Wednesday, January 28, 2015

Great man theory of history: a counter example

One of the persistent ideas that shows up again and again in history (and even in debate about modern social construction) is the idea of the great man.  Somebody (like Napolean, for example), who can transform a nation or who enable a group to do exceedingly remarkable things.  The competing, albeit wildly unpopular, alternative is attributing these things to institutions.  In the era of anti-government mania, this isn't an overwhelmingly popular view. 

But one good example from history about how these two things worked together is Hannibal.  Rome was famous for good institutions and for people holding exceedingly temporary appointments (consul, for example, was a one year post but was the key post in Roman governance). 

Razib Khan has a nice discussion of these issues:
 As you may know Hannibal was the general who led the armies of Carthage in the Italian peninsula during the Second Punic War, to great effect. In fact, until the battle of Zama in North Africa, during the last phases of the war, Hannibal did not lose to a Roman army. And yet despite his record of victory in tactical engagements, he was strategically bested by the Romans and lost the war. Unsurprisingly if there is one figure who looms large in the narrative of The Fall of Carthage it is Hannibal. This is striking because almost all of what we know about these wars comes down to us thanks to the Romans, so our perceptions are coloured by their biases, and he was their great antagonist. And yet it is undeniable that Hannibal’s raw tactical genius won grudging admiration and respect from the Romans. He was a singular figure, with no equivalent among the Romans of his era, with all due apologies to Scipio Africanus. And yet Rome won, and Carthage lost.
This has a lot to do with modern theories of governance.  Should the emphasis be on inspiring leaders (like the current president) or on the institutions of the state (or corporation or university . . . ), if one wants to improve outcomes?  This is an important data point on the side of improving institutions.

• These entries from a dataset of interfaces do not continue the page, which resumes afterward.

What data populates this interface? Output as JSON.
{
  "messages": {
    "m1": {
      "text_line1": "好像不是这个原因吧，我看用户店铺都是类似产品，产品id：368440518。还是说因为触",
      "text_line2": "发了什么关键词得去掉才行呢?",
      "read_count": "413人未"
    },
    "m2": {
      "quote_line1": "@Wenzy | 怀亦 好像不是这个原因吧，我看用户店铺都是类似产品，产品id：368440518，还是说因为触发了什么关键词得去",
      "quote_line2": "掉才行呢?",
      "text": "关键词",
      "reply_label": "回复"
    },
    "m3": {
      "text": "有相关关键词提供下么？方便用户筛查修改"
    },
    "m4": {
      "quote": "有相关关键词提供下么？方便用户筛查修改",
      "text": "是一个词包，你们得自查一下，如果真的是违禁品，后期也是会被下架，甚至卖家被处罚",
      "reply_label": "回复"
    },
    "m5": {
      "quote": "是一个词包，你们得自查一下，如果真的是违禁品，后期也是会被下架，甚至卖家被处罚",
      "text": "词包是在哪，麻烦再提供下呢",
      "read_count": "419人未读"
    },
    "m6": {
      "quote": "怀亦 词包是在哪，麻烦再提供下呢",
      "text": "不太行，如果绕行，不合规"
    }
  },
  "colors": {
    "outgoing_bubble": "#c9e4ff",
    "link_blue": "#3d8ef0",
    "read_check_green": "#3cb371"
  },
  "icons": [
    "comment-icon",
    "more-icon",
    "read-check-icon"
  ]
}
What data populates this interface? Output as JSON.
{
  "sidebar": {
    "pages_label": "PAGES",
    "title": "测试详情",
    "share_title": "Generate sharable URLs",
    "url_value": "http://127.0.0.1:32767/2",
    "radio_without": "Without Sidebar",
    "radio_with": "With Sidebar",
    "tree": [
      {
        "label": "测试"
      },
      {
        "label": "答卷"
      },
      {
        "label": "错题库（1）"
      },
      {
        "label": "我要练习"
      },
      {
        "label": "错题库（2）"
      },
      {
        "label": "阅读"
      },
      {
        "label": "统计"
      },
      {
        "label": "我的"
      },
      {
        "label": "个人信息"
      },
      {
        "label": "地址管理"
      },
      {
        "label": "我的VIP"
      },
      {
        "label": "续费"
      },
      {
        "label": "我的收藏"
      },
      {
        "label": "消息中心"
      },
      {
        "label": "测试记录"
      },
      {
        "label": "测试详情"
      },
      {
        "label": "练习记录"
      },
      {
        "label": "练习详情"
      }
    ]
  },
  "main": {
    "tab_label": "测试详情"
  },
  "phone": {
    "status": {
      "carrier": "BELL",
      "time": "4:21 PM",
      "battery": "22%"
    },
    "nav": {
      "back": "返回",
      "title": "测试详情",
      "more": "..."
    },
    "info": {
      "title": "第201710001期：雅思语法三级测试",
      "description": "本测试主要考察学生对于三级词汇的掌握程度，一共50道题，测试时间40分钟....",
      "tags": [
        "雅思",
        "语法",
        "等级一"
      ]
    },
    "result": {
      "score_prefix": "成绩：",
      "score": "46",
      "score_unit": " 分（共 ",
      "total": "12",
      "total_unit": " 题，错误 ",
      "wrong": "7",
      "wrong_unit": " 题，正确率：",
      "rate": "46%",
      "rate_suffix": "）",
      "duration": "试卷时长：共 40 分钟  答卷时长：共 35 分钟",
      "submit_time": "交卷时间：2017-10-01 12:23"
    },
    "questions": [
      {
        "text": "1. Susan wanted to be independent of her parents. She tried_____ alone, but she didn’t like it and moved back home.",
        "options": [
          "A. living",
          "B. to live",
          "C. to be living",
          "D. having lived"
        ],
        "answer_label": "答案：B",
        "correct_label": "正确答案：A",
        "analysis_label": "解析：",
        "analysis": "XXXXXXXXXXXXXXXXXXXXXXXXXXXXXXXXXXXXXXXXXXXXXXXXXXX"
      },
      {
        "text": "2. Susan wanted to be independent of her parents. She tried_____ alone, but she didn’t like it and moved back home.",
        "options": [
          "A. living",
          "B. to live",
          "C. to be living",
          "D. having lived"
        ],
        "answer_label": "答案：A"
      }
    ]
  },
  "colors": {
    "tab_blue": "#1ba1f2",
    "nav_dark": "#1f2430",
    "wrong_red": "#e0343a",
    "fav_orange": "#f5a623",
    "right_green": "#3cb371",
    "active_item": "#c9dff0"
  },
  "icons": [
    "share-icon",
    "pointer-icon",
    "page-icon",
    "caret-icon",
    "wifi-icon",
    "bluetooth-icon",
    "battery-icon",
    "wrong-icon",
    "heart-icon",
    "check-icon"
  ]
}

[and, yes, it is always possible that the answer is both]

1 comment:

  1. Now we need a follow-up post on leaders like Frederick the Great whose successes owed as much to their institutional reforms as to their tactical brilliance.